- In Chambers v DPP  EWHC 2157 (Admin) the High Court declined to censor a twitter message, pointing out that laws regulating electronic communications left "quite undiminished" the right to express "unpopular or unfashionable opinion";
- The European Court of Human Rights has affirmed the importance of the freedom to speak about faith in the workplace. The Court referred to "the value to an individual who has made religion a central tenet of his or her life to be able to communicate that belief to others" (Eweida and Others v. the United Kingdom 15 January 2013);
- Religious beliefs have protection that other beliefs do not. If you are expressing an opinion that is informed by your Christian beliefs, you have greater legal protection than if it is simply expressed as your opinion on a topic;
- The Clean Neighbourhoods and Environment Act 2005 specifically prevents local authorities from limiting the distribution of free printed material "for the purposes of a religion or belief";
- In re Kirk Session of Sandown Free Presbyterian Church  NIQB 26 the High Court in Northern Ireland re-affirmed the freedom to use, publicly, texts from the Bible, stating that "If the applicant is prohibited or materially inhibited in the advertisement, from articulating their religious conviction and call to bear witness by reference to the very scripture that underpins it, that restriction, from their perspective, can appear like a form of censorship"; and
- The Public Order Act 1986 does apply to words or behaviour in a private dwelling but there are additional exceptions and defences in the Act which mean that something which would be an offence if stated in public may not be unlawful if stated in the home.
1. Read Speak Up: http://www.eauk.org/current-affairs/speak-up-a-brief-guide.cfm
2. Tell your church leadership about Speak Up.
3. Put it into practice. Why not invite friends and colleagues to carol services this Christmas season?

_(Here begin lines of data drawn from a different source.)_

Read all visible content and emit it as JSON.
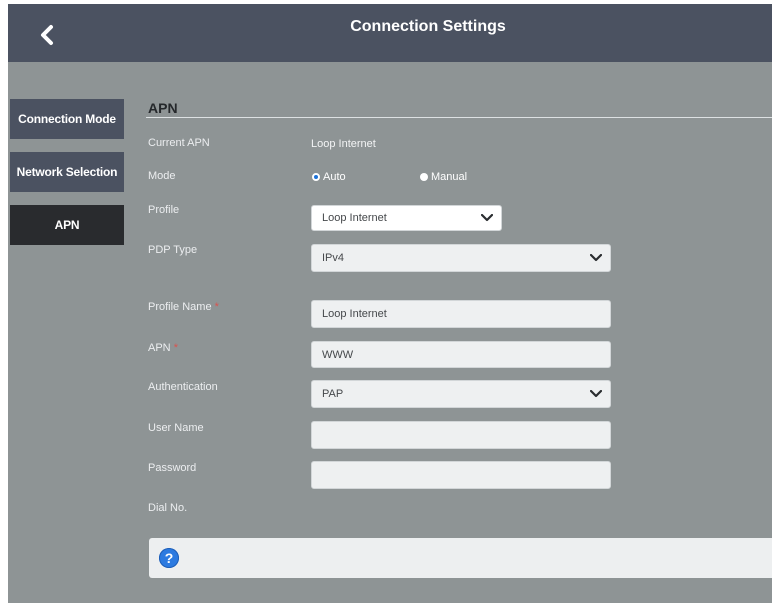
{
  "header": {
    "title": "Connection Settings",
    "back_icon": "chevron-left-icon"
  },
  "sidebar": {
    "items": [
      {
        "label": "Connection Mode",
        "active": false
      },
      {
        "label": "Network Selection",
        "active": false
      },
      {
        "label": "APN",
        "active": true
      }
    ]
  },
  "apn": {
    "section_title": "APN",
    "current_apn": {
      "label": "Current APN",
      "value": "Loop Internet"
    },
    "mode": {
      "label": "Mode",
      "options": [
        "Auto",
        "Manual"
      ],
      "selected": "Auto"
    },
    "profile": {
      "label": "Profile",
      "value": "Loop Internet"
    },
    "pdp_type": {
      "label": "PDP Type",
      "value": "IPv4"
    },
    "profile_name": {
      "label": "Profile Name",
      "required_mark": "*",
      "value": "Loop Internet"
    },
    "apn_field": {
      "label": "APN",
      "required_mark": "*",
      "value": "WWW"
    },
    "authentication": {
      "label": "Authentication",
      "value": "PAP"
    },
    "user_name": {
      "label": "User Name",
      "value": ""
    },
    "password": {
      "label": "Password",
      "value": ""
    },
    "dial_no": {
      "label": "Dial No."
    }
  },
  "help": {
    "icon": "help-icon",
    "glyph": "?"
  },
  "colors": {
    "header_bg": "#4b5261",
    "body_bg": "#8e9495",
    "active_tab": "#292b2e",
    "radio_accent": "#1e73d8",
    "required": "#d9534f"
  }
}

Romans 10:14 says "And how can they believe in the one of whom they have not heard? And how can they hear without someone preaching to them?". C H Spurgeon pithily summarised that "a Christian is either a missionary or an imposter". As Christian lawyers we, more than any, know about the freedom our laws provide to share the good news of Jesus Christ. We should also know well the importance of presenting our beliefs persuasively, gently, cogently and lovingly. When opposition is faced we can say with the early Christians: "Now, Lord, consider their threats and enable your servants to speak your word with great boldness" (Acts 4:29).